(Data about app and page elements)
★ ★ ★ ★ ★ ★ ★

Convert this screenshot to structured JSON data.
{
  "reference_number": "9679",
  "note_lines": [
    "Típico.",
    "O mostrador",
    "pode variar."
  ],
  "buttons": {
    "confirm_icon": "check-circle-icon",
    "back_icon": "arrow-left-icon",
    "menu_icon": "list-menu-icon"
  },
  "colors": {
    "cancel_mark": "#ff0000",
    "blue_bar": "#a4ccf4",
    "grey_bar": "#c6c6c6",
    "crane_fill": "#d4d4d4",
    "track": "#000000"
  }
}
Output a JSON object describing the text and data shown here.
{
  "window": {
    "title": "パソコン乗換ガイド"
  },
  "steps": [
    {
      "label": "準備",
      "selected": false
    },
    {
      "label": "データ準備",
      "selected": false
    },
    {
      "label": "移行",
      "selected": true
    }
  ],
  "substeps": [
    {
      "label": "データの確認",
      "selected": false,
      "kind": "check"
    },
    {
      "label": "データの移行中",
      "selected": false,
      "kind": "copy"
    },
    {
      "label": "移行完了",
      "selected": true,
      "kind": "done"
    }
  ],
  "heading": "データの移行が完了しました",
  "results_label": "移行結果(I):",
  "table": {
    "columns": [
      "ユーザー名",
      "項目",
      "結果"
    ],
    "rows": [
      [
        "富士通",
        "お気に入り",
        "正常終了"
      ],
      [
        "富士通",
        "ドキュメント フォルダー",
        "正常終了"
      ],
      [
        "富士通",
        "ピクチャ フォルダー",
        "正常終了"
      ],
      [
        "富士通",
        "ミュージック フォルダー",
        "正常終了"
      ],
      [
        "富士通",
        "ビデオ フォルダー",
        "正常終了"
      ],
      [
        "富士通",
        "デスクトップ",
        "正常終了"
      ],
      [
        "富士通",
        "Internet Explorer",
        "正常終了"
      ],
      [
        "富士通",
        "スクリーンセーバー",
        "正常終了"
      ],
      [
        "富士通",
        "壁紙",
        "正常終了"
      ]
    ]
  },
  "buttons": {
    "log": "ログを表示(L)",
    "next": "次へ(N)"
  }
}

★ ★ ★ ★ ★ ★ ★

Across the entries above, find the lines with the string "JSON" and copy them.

Convert this screenshot to structured JSON data.
Output a JSON object describing the text and data shown here.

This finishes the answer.